One of the most fascinating pharaohs of ancient Egypt, Haremhab (reigned ca. 1316-1302 B. C.) was a strong leader in a time of political and religious transition. As commander-in-chief of Tutankhamun's army, he oversaw important military campaigns at the border with Nubia and in the Levant; later, as the last king of Dynasty 18, Haremhab instituted laws that secured the rights of civilians and curbed abuses perpetrated by powerful groups. A statue that was created before he became king shows the general as a scribe and thus an administrator and wise man. This statue-the most famous three-dimensional image of Haremhab-is the focus of The Metropolitan Museum of Art's exhibition Haremhab, The General Who Became King, opening November 16. The display will feature some 70 additional objects in various media-wall reliefs, works on papyrus, statuettes, and garment fragments-from the holdings of the Metropolitan, with the addition of a pivotal loan from the Louvre and another from a New York private collection. Haremhab, The General Who Became King is the inaugural presentation in a series of exhibitions that will spotlight masterpieces from the Museum's collection of Egyptian art.

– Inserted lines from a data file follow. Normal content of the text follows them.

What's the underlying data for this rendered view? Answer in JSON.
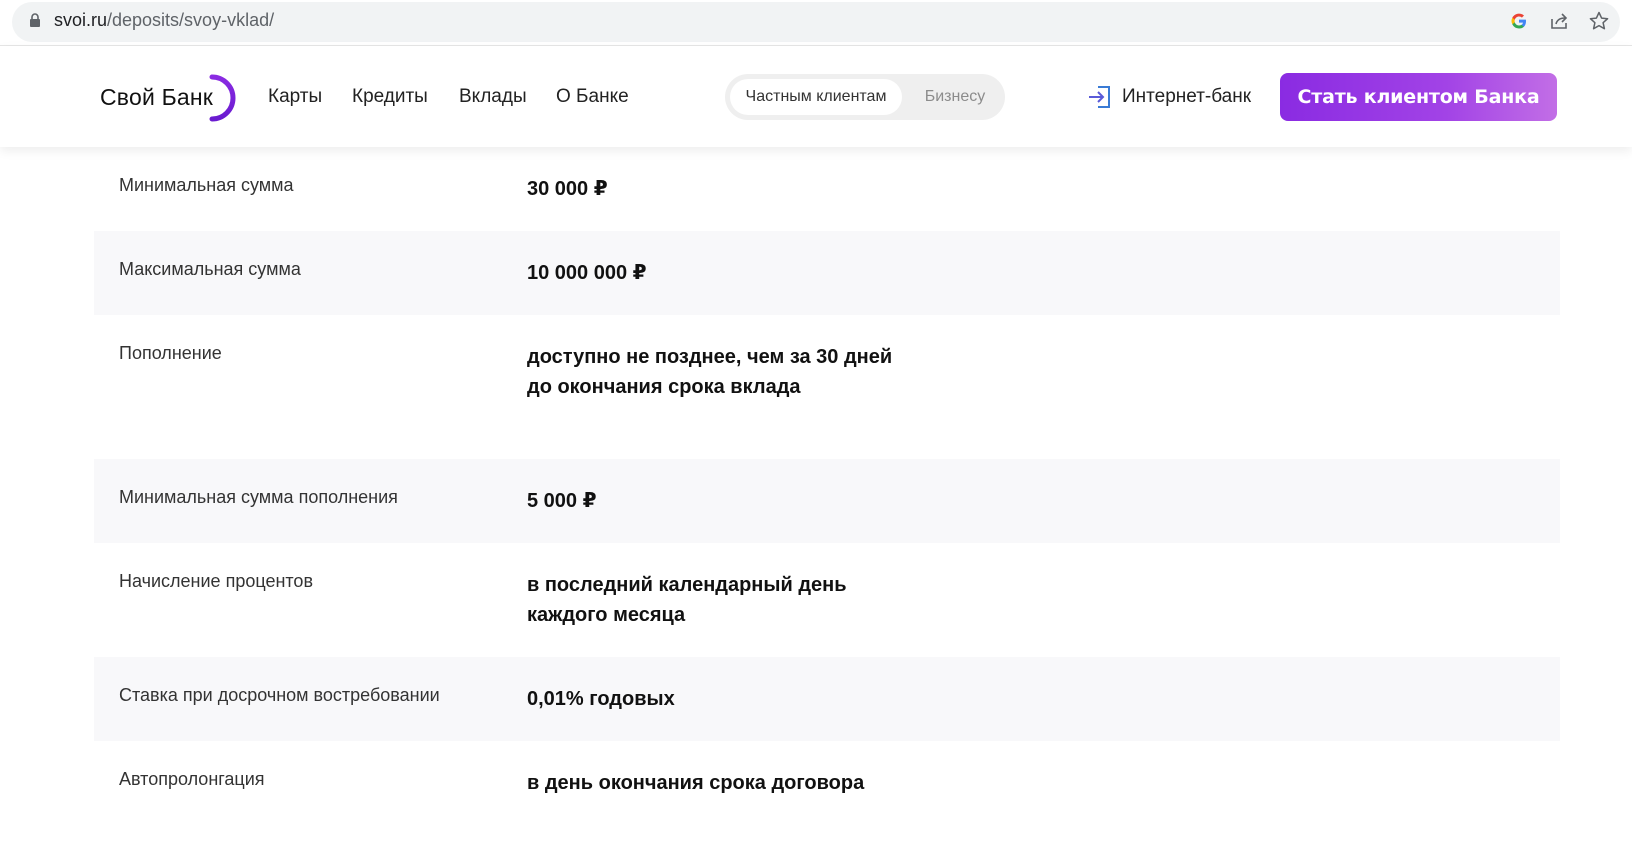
{
  "browser": {
    "url_host": "svoi.ru",
    "url_path": "/deposits/svoy-vklad/"
  },
  "header": {
    "logo_text": "Свой Банк",
    "nav": [
      "Карты",
      "Кредиты",
      "Вклады",
      "О Банке"
    ],
    "segment": {
      "active": "Частным клиентам",
      "inactive": "Бизнесу"
    },
    "internet_bank": "Интернет-банк",
    "cta": "Стать клиентом Банка"
  },
  "params": [
    {
      "label": "Минимальная сумма",
      "value": "30 000 ₽"
    },
    {
      "label": "Максимальная сумма",
      "value": "10 000 000 ₽"
    },
    {
      "label": "Пополнение",
      "value": "доступно не позднее, чем за 30 дней до окончания срока вклада"
    },
    {
      "label": "Минимальная сумма пополнения",
      "value": "5 000 ₽"
    },
    {
      "label": "Начисление процентов",
      "value": "в последний календарный день каждого месяца"
    },
    {
      "label": "Ставка при досрочном востребовании",
      "value": "0,01% годовых"
    },
    {
      "label": "Автопролонгация",
      "value": "в день окончания срока договора"
    }
  ],
  "colors": {
    "accent": "#8a2be2",
    "accent_light": "#c26ee6",
    "row_shade": "#f8f8fa"
  }
}
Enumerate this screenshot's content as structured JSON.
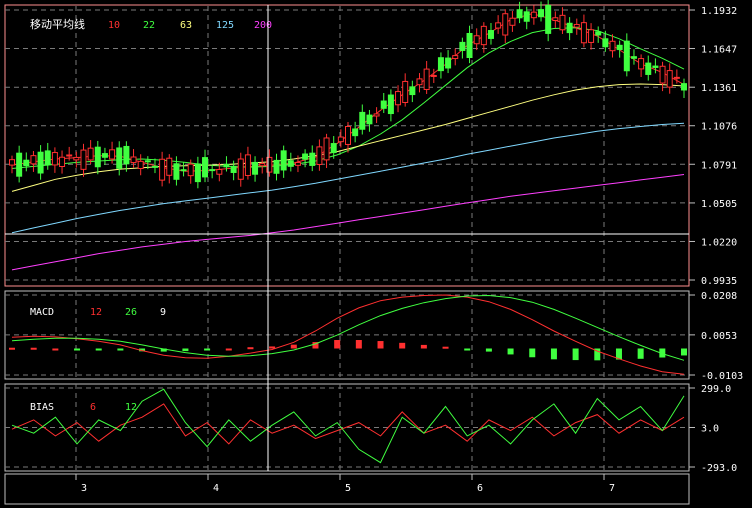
{
  "colors": {
    "background": "#000000",
    "frame": "#c0c0c0",
    "price_frame": "#ff9090",
    "grid": "#7a7a7a",
    "up": "#ff3030",
    "down": "#40ff40",
    "ma10": "#ff3030",
    "ma22": "#40ff40",
    "ma63": "#ffff80",
    "ma125": "#80d8ff",
    "ma200": "#ff40ff",
    "crosshair": "#ffffff",
    "text": "#ffffff"
  },
  "panels": {
    "price": {
      "title": "移动平均线",
      "legend": [
        {
          "label": "10",
          "color": "#ff3030"
        },
        {
          "label": "22",
          "color": "#40ff40"
        },
        {
          "label": "63",
          "color": "#ffff80"
        },
        {
          "label": "125",
          "color": "#80d8ff"
        },
        {
          "label": "200",
          "color": "#ff40ff"
        }
      ]
    },
    "macd": {
      "title": "MACD",
      "legend": [
        {
          "label": "12",
          "color": "#ff3030"
        },
        {
          "label": "26",
          "color": "#40ff40"
        },
        {
          "label": "9",
          "color": "#ffffff"
        }
      ]
    },
    "bias": {
      "title": "BIAS",
      "legend": [
        {
          "label": "6",
          "color": "#ff3030"
        },
        {
          "label": "12",
          "color": "#40ff40"
        }
      ]
    }
  },
  "chart_data": [
    {
      "type": "candlestick",
      "title": "移动平均线",
      "series": [
        {
          "name": "10",
          "values": [
            1.0785,
            1.081,
            1.083,
            1.084,
            1.0855,
            1.085,
            1.0805,
            1.0765,
            1.074,
            1.0745,
            1.076,
            1.0775,
            1.0785,
            1.08,
            1.0845,
            1.0945,
            1.1065,
            1.119,
            1.1305,
            1.141,
            1.153,
            1.167,
            1.176,
            1.186,
            1.1905,
            1.186,
            1.18,
            1.174,
            1.164,
            1.1535,
            1.147,
            1.138
          ]
        },
        {
          "name": "22",
          "values": [
            1.076,
            1.0775,
            1.079,
            1.0805,
            1.0815,
            1.0825,
            1.083,
            1.082,
            1.0805,
            1.0785,
            1.0775,
            1.077,
            1.0775,
            1.079,
            1.0815,
            1.086,
            1.0925,
            1.1015,
            1.112,
            1.1245,
            1.1375,
            1.1505,
            1.1615,
            1.17,
            1.1765,
            1.1795,
            1.18,
            1.178,
            1.172,
            1.1645,
            1.1575,
            1.1495
          ]
        },
        {
          "name": "63",
          "values": [
            1.059,
            1.0635,
            1.068,
            1.071,
            1.0735,
            1.0755,
            1.0765,
            1.0775,
            1.078,
            1.0785,
            1.079,
            1.08,
            1.081,
            1.083,
            1.0855,
            1.0885,
            1.0925,
            1.0965,
            1.1005,
            1.1045,
            1.1085,
            1.113,
            1.1175,
            1.122,
            1.1265,
            1.1305,
            1.134,
            1.1365,
            1.138,
            1.1385,
            1.138,
            1.137
          ]
        },
        {
          "name": "125",
          "values": [
            1.0285,
            1.032,
            1.0355,
            1.039,
            1.042,
            1.045,
            1.0475,
            1.05,
            1.052,
            1.054,
            1.056,
            1.058,
            1.06,
            1.0625,
            1.065,
            1.068,
            1.071,
            1.074,
            1.077,
            1.08,
            1.083,
            1.0865,
            1.0895,
            1.0925,
            1.0955,
            1.0985,
            1.101,
            1.1035,
            1.1055,
            1.107,
            1.1085,
            1.1095
          ]
        },
        {
          "name": "200",
          "values": [
            1.001,
            1.004,
            1.007,
            1.01,
            1.013,
            1.0155,
            1.018,
            1.02,
            1.022,
            1.0235,
            1.025,
            1.0265,
            1.0285,
            1.0305,
            1.033,
            1.0355,
            1.038,
            1.0405,
            1.043,
            1.0455,
            1.048,
            1.0505,
            1.053,
            1.0555,
            1.0575,
            1.0595,
            1.0615,
            1.0635,
            1.0655,
            1.0675,
            1.0695,
            1.0715
          ]
        }
      ],
      "x_tick_labels": [
        "3",
        "4",
        "5",
        "6",
        "7"
      ],
      "y_tick_labels": [
        "1.1932",
        "1.1647",
        "1.1361",
        "1.1076",
        "1.0791",
        "1.0505",
        "1.0220",
        "0.9935"
      ],
      "ylim": [
        0.9935,
        1.1932
      ],
      "grid": true
    },
    {
      "type": "line",
      "title": "MACD",
      "series": [
        {
          "name": "12",
          "values": [
            0.0044,
            0.0048,
            0.0045,
            0.0038,
            0.0028,
            0.0014,
            -0.0008,
            -0.0026,
            -0.0036,
            -0.0038,
            -0.003,
            -0.0018,
            -0.0004,
            0.0024,
            0.0068,
            0.0118,
            0.0158,
            0.0186,
            0.02,
            0.0206,
            0.0208,
            0.02,
            0.0182,
            0.0152,
            0.0112,
            0.0068,
            0.0028,
            -0.001,
            -0.004,
            -0.0068,
            -0.009,
            -0.01
          ]
        },
        {
          "name": "26",
          "values": [
            0.003,
            0.0036,
            0.004,
            0.004,
            0.0036,
            0.0028,
            0.0014,
            -0.0002,
            -0.0016,
            -0.0026,
            -0.003,
            -0.0028,
            -0.002,
            -0.0006,
            0.0018,
            0.0052,
            0.0092,
            0.0128,
            0.0156,
            0.0178,
            0.0194,
            0.0204,
            0.0206,
            0.0198,
            0.018,
            0.0152,
            0.0118,
            0.0082,
            0.0046,
            0.0012,
            -0.002,
            -0.0046
          ]
        },
        {
          "name": "9",
          "values": [
            0.0003,
            0.0003,
            0.0,
            -0.0003,
            -0.0004,
            -0.0007,
            -0.0011,
            -0.0012,
            -0.001,
            -0.0006,
            0.0,
            0.0005,
            0.0008,
            0.0015,
            0.0025,
            0.0033,
            0.0033,
            0.0029,
            0.0022,
            0.0014,
            0.0007,
            -0.0002,
            -0.0012,
            -0.0023,
            -0.0034,
            -0.0042,
            -0.0045,
            -0.0046,
            -0.0043,
            -0.004,
            -0.0035,
            -0.0027
          ]
        }
      ],
      "y_tick_labels": [
        "0.0208",
        "0.0053",
        "-0.0103"
      ],
      "ylim": [
        -0.0103,
        0.0208
      ],
      "grid": true
    },
    {
      "type": "line",
      "title": "BIAS",
      "series": [
        {
          "name": "6",
          "values": [
            -10,
            60,
            -60,
            40,
            -100,
            20,
            80,
            180,
            -60,
            40,
            -120,
            60,
            -40,
            20,
            -80,
            -20,
            40,
            -60,
            120,
            -40,
            20,
            -100,
            60,
            -20,
            80,
            -60,
            40,
            100,
            -40,
            60,
            -20,
            80
          ]
        },
        {
          "name": "12",
          "values": [
            20,
            -40,
            80,
            -120,
            60,
            -20,
            200,
            290,
            40,
            -140,
            60,
            -100,
            20,
            120,
            -60,
            40,
            -160,
            -260,
            80,
            -40,
            160,
            -60,
            20,
            -120,
            60,
            180,
            -40,
            220,
            60,
            160,
            -20,
            240
          ]
        }
      ],
      "y_tick_labels": [
        "299.0",
        "3.0",
        "-293.0"
      ],
      "ylim": [
        -293.0,
        299.0
      ],
      "grid": true
    }
  ]
}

The Metropolitan Museum's magnificent life-size statue of Haremhab as a scribe is the centerpiece of the exhibition.
Wednesday, October 27, 2010
Exhibition: Haremhab, The General Who Became King,